*** Block opens ***

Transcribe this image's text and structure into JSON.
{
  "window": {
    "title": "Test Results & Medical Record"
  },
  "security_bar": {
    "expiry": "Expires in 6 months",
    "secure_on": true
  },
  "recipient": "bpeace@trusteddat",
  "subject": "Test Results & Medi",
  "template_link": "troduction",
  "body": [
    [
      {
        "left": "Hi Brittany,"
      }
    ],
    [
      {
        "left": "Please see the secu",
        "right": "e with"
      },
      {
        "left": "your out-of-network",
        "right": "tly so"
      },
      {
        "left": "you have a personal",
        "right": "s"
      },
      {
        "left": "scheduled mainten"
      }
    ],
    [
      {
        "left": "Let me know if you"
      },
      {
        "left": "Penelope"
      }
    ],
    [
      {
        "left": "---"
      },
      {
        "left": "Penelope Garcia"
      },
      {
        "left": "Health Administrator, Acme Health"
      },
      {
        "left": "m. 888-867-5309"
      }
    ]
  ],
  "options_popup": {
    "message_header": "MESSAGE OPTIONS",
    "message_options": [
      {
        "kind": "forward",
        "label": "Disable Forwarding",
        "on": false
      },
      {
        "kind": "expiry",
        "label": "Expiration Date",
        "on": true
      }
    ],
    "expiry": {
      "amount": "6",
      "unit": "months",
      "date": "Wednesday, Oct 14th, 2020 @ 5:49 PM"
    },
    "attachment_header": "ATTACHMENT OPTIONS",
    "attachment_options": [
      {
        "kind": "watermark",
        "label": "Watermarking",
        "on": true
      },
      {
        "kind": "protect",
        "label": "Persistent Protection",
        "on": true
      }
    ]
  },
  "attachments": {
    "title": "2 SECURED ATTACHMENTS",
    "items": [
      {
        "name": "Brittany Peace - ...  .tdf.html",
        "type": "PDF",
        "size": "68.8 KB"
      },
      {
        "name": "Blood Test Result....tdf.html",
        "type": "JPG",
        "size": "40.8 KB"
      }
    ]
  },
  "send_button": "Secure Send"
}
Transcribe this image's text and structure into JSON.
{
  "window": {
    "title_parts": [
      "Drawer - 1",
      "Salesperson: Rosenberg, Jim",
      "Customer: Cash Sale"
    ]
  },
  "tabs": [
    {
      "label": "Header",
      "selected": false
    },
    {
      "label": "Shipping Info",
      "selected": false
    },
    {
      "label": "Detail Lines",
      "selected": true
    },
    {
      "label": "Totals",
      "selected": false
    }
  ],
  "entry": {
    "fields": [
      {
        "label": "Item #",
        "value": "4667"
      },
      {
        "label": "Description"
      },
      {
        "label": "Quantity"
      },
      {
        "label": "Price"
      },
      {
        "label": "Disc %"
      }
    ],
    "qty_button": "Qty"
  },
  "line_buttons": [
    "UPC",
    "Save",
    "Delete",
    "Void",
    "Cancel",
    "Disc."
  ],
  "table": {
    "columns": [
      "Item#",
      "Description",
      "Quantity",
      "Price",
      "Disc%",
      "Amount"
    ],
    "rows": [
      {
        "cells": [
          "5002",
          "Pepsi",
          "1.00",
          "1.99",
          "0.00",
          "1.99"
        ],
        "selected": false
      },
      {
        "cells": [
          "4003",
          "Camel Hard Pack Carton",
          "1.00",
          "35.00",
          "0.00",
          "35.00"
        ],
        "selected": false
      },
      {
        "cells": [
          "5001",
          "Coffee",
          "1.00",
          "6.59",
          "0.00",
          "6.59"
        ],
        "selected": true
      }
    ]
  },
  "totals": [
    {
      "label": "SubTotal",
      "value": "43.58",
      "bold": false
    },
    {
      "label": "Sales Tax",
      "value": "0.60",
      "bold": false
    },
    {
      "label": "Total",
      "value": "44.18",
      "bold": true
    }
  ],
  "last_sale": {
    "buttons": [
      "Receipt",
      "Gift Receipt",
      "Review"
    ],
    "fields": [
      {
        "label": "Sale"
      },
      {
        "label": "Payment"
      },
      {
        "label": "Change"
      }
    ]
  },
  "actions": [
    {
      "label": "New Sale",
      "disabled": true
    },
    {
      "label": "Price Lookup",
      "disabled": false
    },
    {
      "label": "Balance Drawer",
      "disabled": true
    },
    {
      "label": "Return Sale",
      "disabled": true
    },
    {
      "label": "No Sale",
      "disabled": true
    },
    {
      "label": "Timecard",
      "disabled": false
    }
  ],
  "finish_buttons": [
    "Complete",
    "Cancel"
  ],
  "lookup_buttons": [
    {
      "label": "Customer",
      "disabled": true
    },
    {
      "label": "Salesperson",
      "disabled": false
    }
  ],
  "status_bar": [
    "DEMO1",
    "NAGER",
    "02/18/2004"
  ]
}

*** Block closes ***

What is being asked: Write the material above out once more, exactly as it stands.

Output for this exercise:
Transcribe this image's text and structure into JSON.
{
  "window": {
    "title": "Test Results & Medical Record"
  },
  "security_bar": {
    "expiry": "Expires in 6 months",
    "secure_on": true
  },
  "recipient": "bpeace@trusteddat",
  "subject": "Test Results & Medi",
  "template_link": "troduction",
  "body": [
    [
      {
        "left": "Hi Brittany,"
      }
    ],
    [
      {
        "left": "Please see the secu",
        "right": "e with"
      },
      {
        "left": "your out-of-network",
        "right": "tly so"
      },
      {
        "left": "you have a personal",
        "right": "s"
      },
      {
        "left": "scheduled mainten"
      }
    ],
    [
      {
        "left": "Let me know if you"
      },
      {
        "left": "Penelope"
      }
    ],
    [
      {
        "left": "---"
      },
      {
        "left": "Penelope Garcia"
      },
      {
        "left": "Health Administrator, Acme Health"
      },
      {
        "left": "m. 888-867-5309"
      }
    ]
  ],
  "options_popup": {
    "message_header": "MESSAGE OPTIONS",
    "message_options": [
      {
        "kind": "forward",
        "label": "Disable Forwarding",
        "on": false
      },
      {
        "kind": "expiry",
        "label": "Expiration Date",
        "on": true
      }
    ],
    "expiry": {
      "amount": "6",
      "unit": "months",
      "date": "Wednesday, Oct 14th, 2020 @ 5:49 PM"
    },
    "attachment_header": "ATTACHMENT OPTIONS",
    "attachment_options": [
      {
        "kind": "watermark",
        "label": "Watermarking",
        "on": true
      },
      {
        "kind": "protect",
        "label": "Persistent Protection",
        "on": true
      }
    ]
  },
  "attachments": {
    "title": "2 SECURED ATTACHMENTS",
    "items": [
      {
        "name": "Brittany Peace - ...  .tdf.html",
        "type": "PDF",
        "size": "68.8 KB"
      },
      {
        "name": "Blood Test Result....tdf.html",
        "type": "JPG",
        "size": "40.8 KB"
      }
    ]
  },
  "send_button": "Secure Send"
}
Transcribe this image's text and structure into JSON.
{
  "window": {
    "title_parts": [
      "Drawer - 1",
      "Salesperson: Rosenberg, Jim",
      "Customer: Cash Sale"
    ]
  },
  "tabs": [
    {
      "label": "Header",
      "selected": false
    },
    {
      "label": "Shipping Info",
      "selected": false
    },
    {
      "label": "Detail Lines",
      "selected": true
    },
    {
      "label": "Totals",
      "selected": false
    }
  ],
  "entry": {
    "fields": [
      {
        "label": "Item #",
        "value": "4667"
      },
      {
        "label": "Description"
      },
      {
        "label": "Quantity"
      },
      {
        "label": "Price"
      },
      {
        "label": "Disc %"
      }
    ],
    "qty_button": "Qty"
  },
  "line_buttons": [
    "UPC",
    "Save",
    "Delete",
    "Void",
    "Cancel",
    "Disc."
  ],
  "table": {
    "columns": [
      "Item#",
      "Description",
      "Quantity",
      "Price",
      "Disc%",
      "Amount"
    ],
    "rows": [
      {
        "cells": [
          "5002",
          "Pepsi",
          "1.00",
          "1.99",
          "0.00",
          "1.99"
        ],
        "selected": false
      },
      {
        "cells": [
          "4003",
          "Camel Hard Pack Carton",
          "1.00",
          "35.00",
          "0.00",
          "35.00"
        ],
        "selected": false
      },
      {
        "cells": [
          "5001",
          "Coffee",
          "1.00",
          "6.59",
          "0.00",
          "6.59"
        ],
        "selected": true
      }
    ]
  },
  "totals": [
    {
      "label": "SubTotal",
      "value": "43.58",
      "bold": false
    },
    {
      "label": "Sales Tax",
      "value": "0.60",
      "bold": false
    },
    {
      "label": "Total",
      "value": "44.18",
      "bold": true
    }
  ],
  "last_sale": {
    "buttons": [
      "Receipt",
      "Gift Receipt",
      "Review"
    ],
    "fields": [
      {
        "label": "Sale"
      },
      {
        "label": "Payment"
      },
      {
        "label": "Change"
      }
    ]
  },
  "actions": [
    {
      "label": "New Sale",
      "disabled": true
    },
    {
      "label": "Price Lookup",
      "disabled": false
    },
    {
      "label": "Balance Drawer",
      "disabled": true
    },
    {
      "label": "Return Sale",
      "disabled": true
    },
    {
      "label": "No Sale",
      "disabled": true
    },
    {
      "label": "Timecard",
      "disabled": false
    }
  ],
  "finish_buttons": [
    "Complete",
    "Cancel"
  ],
  "lookup_buttons": [
    {
      "label": "Customer",
      "disabled": true
    },
    {
      "label": "Salesperson",
      "disabled": false
    }
  ],
  "status_bar": [
    "DEMO1",
    "NAGER",
    "02/18/2004"
  ]
}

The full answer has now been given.